Probes are made of aluminum or carbon-fibre and look like collapsible tent poles. Most poles extend to 240–300cm; if you spend time in places with a deep snowpack, there are also 320cm probes. Probes also have other uses, such as testing crevasse bridges and cornices, and checking snowpack depth (a 320cm probe is useful for this).
Always check that your probe is in good working order. If you use it a lot, the mechanisms that stiffen the sections into a useful probe wear out. You don’t want your probe to fall apart in the middle of a search.
Finding the location of a victim is critical, but effective digging is where you’re really going to save time. In the seconds after an avalanche, even fresh powder will solidify so densely that you can’t even push your hand into it. A tough avalanche snow shovel is a must. Some tips for choosing a backcountry shovel:
- Look for a tough metal blade so it won’t break in snow that can feel hard as rock. No plastic shovels.
- Make sure it fits into your backpack.
- Common shovel grips are the T-, L- and D-shape. If you want something lighter and more compact, go for the T- or L-shaped grips. But if you want a shovel you can use more comfortably with gloves, the D-shaped grip is your best option.

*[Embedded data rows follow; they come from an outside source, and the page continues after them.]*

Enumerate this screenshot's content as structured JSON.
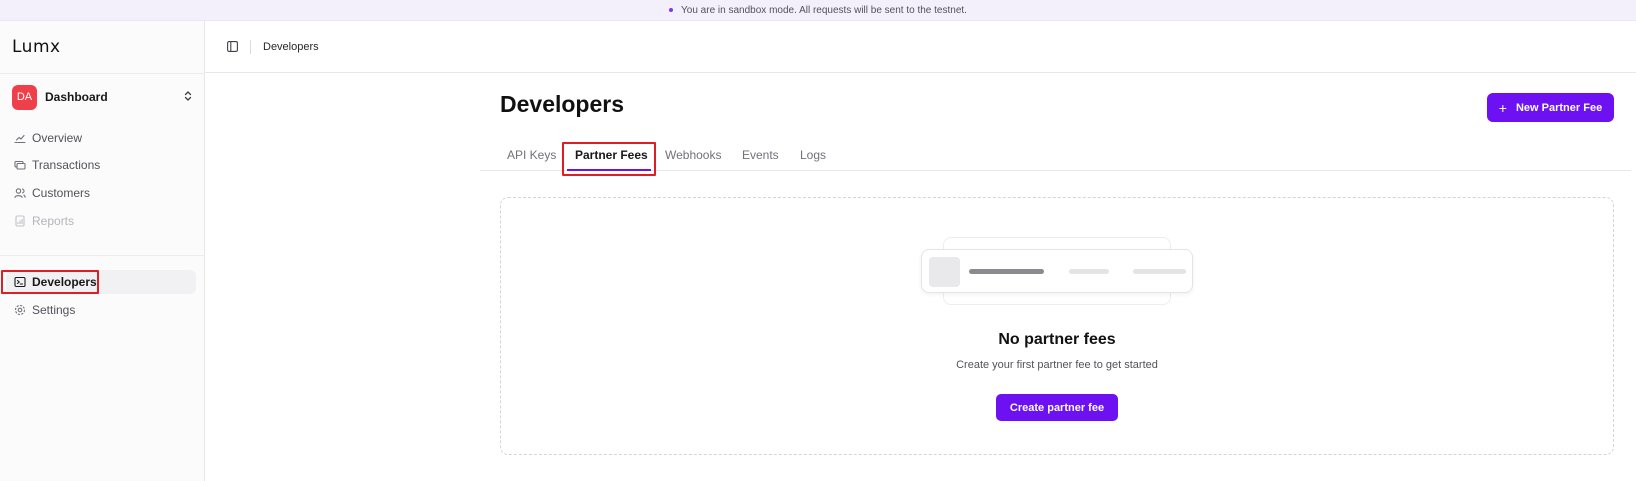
{
  "banner": {
    "text": "You are in sandbox mode. All requests will be sent to the testnet."
  },
  "sidebar": {
    "logo": "Lumx",
    "org": {
      "initials": "DA",
      "name": "Dashboard"
    },
    "items": [
      {
        "label": "Overview",
        "icon": "chart-icon"
      },
      {
        "label": "Transactions",
        "icon": "transactions-icon"
      },
      {
        "label": "Customers",
        "icon": "users-icon"
      },
      {
        "label": "Reports",
        "icon": "report-icon",
        "disabled": true
      },
      {
        "label": "Developers",
        "icon": "terminal-icon",
        "active": true
      },
      {
        "label": "Settings",
        "icon": "gear-icon"
      }
    ]
  },
  "topbar": {
    "breadcrumb": "Developers"
  },
  "main": {
    "title": "Developers",
    "new_button": "New Partner Fee",
    "tabs": [
      "API Keys",
      "Partner Fees",
      "Webhooks",
      "Events",
      "Logs"
    ],
    "active_tab": "Partner Fees",
    "empty": {
      "title": "No partner fees",
      "subtitle": "Create your first partner fee to get started",
      "button": "Create partner fee"
    }
  },
  "colors": {
    "accent": "#6d10f2",
    "avatar": "#ef3f4a",
    "highlight": "#e11d24"
  }
}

- Some models have telescoping handles that extend to give you better leverage when you’re digging.
The most important thing about shovels? That everybody in your group has one. It’s also worth practising your shovel technique in teams of two or three so your group is as efficient as possible. When you take an avalanche training course, you’ll learn the fastest ways to dig.
Avalanche safety training

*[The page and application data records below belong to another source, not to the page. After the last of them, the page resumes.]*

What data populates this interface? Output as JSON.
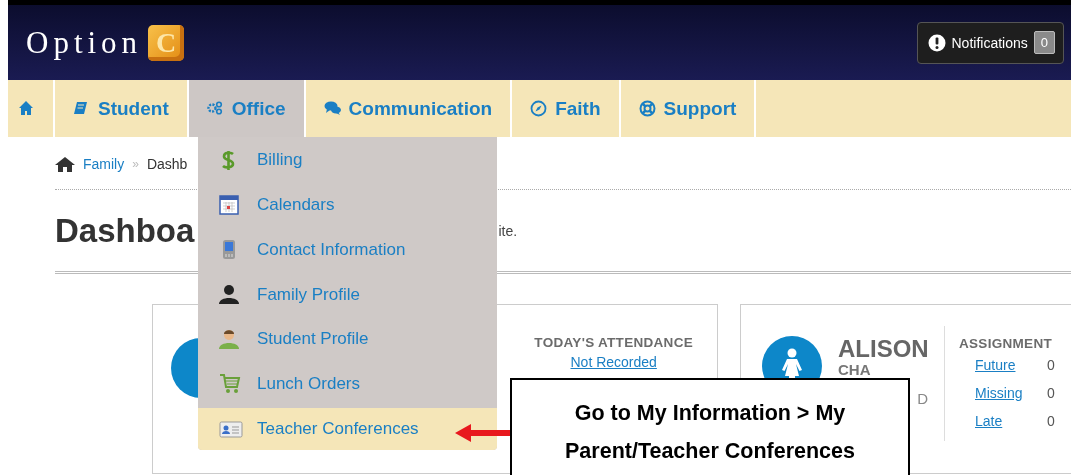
{
  "header": {
    "logo_text": "Option",
    "logo_block_letter": "C",
    "notifications": {
      "label": "Notifications",
      "count": "0"
    }
  },
  "nav": {
    "tabs": [
      {
        "kind": "icon",
        "selected": false
      },
      {
        "kind": "text",
        "label": "Student",
        "selected": false
      },
      {
        "kind": "text",
        "label": "Office",
        "selected": true
      },
      {
        "kind": "text",
        "label": "Communication",
        "selected": false
      },
      {
        "kind": "text",
        "label": "Faith",
        "selected": false
      },
      {
        "kind": "text",
        "label": "Support",
        "selected": false
      }
    ]
  },
  "dropdown": {
    "items": [
      {
        "label": "Billing",
        "selected": false
      },
      {
        "label": "Calendars",
        "selected": false
      },
      {
        "label": "Contact Information",
        "selected": false
      },
      {
        "label": "Family Profile",
        "selected": false
      },
      {
        "label": "Student Profile",
        "selected": false
      },
      {
        "label": "Lunch Orders",
        "selected": false
      },
      {
        "label": "Teacher Conferences",
        "selected": true
      }
    ]
  },
  "breadcrumb": {
    "items": [
      "Family",
      "Dashb"
    ],
    "separator": "»"
  },
  "page_title": "Dashboa",
  "welcome_text": "ite.",
  "student_cards": [
    {
      "attendance": {
        "heading": "TODAY'S ATTENDANCE",
        "value": "Not Recorded"
      }
    },
    {
      "first_name": "ALISON",
      "last_name": "CHA",
      "detail": "D",
      "assignments": {
        "heading": "ASSIGNMENT",
        "rows": [
          {
            "label": "Future",
            "count": "0"
          },
          {
            "label": "Missing",
            "count": "0"
          },
          {
            "label": "Late",
            "count": "0"
          }
        ]
      }
    }
  ],
  "callout": {
    "text": "Go to My Information > My Parent/Teacher Conferences"
  }
}
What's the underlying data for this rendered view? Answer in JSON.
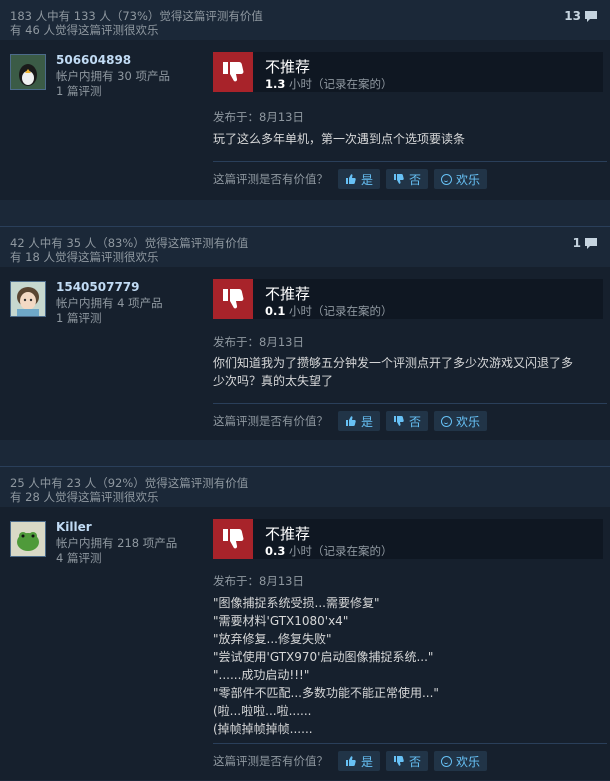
{
  "reviews": [
    {
      "helpful": "183 人中有 133 人（73%）觉得这篇评测有价值",
      "funny": "有 46 人觉得这篇评测很欢乐",
      "comments": "13",
      "user": {
        "name": "506604898",
        "products": "帐户内拥有 30 项产品",
        "reviews": "1 篇评测"
      },
      "verdict": "不推荐",
      "hours_value": "1.3",
      "hours_suffix": " 小时（记录在案的）",
      "posted": "发布于：8月13日",
      "text": "玩了这么多年单机，第一次遇到点个选项要读条"
    },
    {
      "helpful": "42 人中有 35 人（83%）觉得这篇评测有价值",
      "funny": "有 18 人觉得这篇评测很欢乐",
      "comments": "1",
      "user": {
        "name": "1540507779",
        "products": "帐户内拥有 4 项产品",
        "reviews": "1 篇评测"
      },
      "verdict": "不推荐",
      "hours_value": "0.1",
      "hours_suffix": " 小时（记录在案的）",
      "posted": "发布于：8月13日",
      "text": "你们知道我为了攒够五分钟发一个评测点开了多少次游戏又闪退了多\n少次吗？真的太失望了"
    },
    {
      "helpful": "25 人中有 23 人（92%）觉得这篇评测有价值",
      "funny": "有 28 人觉得这篇评测很欢乐",
      "comments": "",
      "user": {
        "name": "Killer",
        "products": "帐户内拥有 218 项产品",
        "reviews": "4 篇评测"
      },
      "verdict": "不推荐",
      "hours_value": "0.3",
      "hours_suffix": " 小时（记录在案的）",
      "posted": "发布于：8月13日",
      "text": "\"图像捕捉系统受损...需要修复\"\n\"需要材料'GTX1080'x4\"\n\"放弃修复...修复失败\"\n\"尝试使用'GTX970'启动图像捕捉系统...\"\n\"......成功启动!!!\"\n\"零部件不匹配...多数功能不能正常使用...\"\n(啦...啦啦...啦......\n(掉帧掉帧掉帧......"
    }
  ],
  "vote": {
    "question": "这篇评测是否有价值？",
    "yes": "是",
    "no": "否",
    "funny": "欢乐"
  },
  "icons": [
    "thumbs-down-icon",
    "thumbs-up-icon",
    "comment-icon",
    "smile-icon"
  ],
  "colors": {
    "background": "#1b2838",
    "panel": "#16202d",
    "not_recommended": "#a8232a",
    "link": "#67c1f5"
  }
}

Learn how to use your gear and practice using it often. Take an Avalanche Skills Training Level 1 course to learn critical skills and decision-making tools. We also recommend taking a one-day Companion Rescue Skills course. If you can, it’s great to take this course with your friends or backcountry buddies so you can learn and practice together. Remember – you’ll be counting on each other in the case of a rescue.
“If you’re looking for some introductory material before taking a course, click on the learn section of avalanche.ca. We’ve got some great online education that can help set the stage for your backcountry training.” Mary Clayton, Avalanche Canada

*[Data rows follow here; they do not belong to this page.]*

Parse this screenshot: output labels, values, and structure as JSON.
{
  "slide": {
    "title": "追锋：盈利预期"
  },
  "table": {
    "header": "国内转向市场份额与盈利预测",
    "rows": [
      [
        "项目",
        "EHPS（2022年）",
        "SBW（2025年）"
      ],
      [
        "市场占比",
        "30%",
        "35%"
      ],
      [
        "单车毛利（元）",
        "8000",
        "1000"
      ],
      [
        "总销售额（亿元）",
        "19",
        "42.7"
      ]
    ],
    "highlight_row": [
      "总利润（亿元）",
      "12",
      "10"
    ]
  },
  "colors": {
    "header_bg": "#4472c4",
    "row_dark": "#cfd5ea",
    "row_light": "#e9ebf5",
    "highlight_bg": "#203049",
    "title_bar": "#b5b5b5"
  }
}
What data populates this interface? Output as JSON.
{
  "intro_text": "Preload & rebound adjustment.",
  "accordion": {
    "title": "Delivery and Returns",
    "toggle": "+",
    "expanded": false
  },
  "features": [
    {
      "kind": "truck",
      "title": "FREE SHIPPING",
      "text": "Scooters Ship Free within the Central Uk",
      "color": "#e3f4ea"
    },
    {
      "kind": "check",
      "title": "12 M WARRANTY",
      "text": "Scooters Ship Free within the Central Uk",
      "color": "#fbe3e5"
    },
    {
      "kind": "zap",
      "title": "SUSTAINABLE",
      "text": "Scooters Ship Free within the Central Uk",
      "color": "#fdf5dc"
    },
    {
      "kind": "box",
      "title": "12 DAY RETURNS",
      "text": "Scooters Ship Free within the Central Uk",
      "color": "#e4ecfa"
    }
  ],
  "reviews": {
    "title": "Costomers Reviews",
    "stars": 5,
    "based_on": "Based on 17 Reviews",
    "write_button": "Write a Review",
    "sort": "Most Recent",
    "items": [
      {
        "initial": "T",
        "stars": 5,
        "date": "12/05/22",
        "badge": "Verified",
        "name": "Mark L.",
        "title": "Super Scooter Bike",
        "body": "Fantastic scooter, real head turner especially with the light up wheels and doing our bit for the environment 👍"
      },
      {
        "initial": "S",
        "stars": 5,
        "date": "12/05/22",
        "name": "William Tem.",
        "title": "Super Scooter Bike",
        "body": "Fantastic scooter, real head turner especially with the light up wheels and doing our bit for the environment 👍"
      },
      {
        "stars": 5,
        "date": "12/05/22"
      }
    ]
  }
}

Over the last few years, inflatable backpacks (sometimes referred to as “avalanche backpacks”) have becoming popular with backcountry users. They’re designed to help keep people closer to the surface during an avalanche, can help with visibility, and can help to protect against the trauma that causes many avalanche fatalities.
How does an avalanche airbag work?
When an avalanche happens, the person wearing the airbag system needs to pull a trigger to inflate the airbag – it’s not automated like a car airbag. Some manufacturers use compressed-air cartridges and some use electronically powered fans (like Arc’teryx Voltair or Black Diamond JetForce) to inflate the bag.
The bag stays inflated for a few minutes, which effectively increases the volume of the person wearing it. That can help them stay closer to the surface of the sliding debris. It also offers some protection for a person’s head and neck. The critical part of an airbag’s effectiveness depends on the victim being in the moving debris. If you’re caught near the bottom of the slide, or in a depression, the airbag won’t bring you to the surface.
It’s important that you know how to use your airbag properly, including how to set it up, wear it and deploy it. An avalanche airbag is never guaranteed to keep you safe, and it’s not a substitute for your transceiver, probe, shovel and avalanche training.
Air travel with airbags
Note: If you’re travelling by plane with your airbag, check the policies to see if you can have a full pressure cartridge onboard. In some cases, you might be restricted to carrying an empty cartridge that you’ll have to refill after you’ve reached you’ve landed, or go with an electronic option.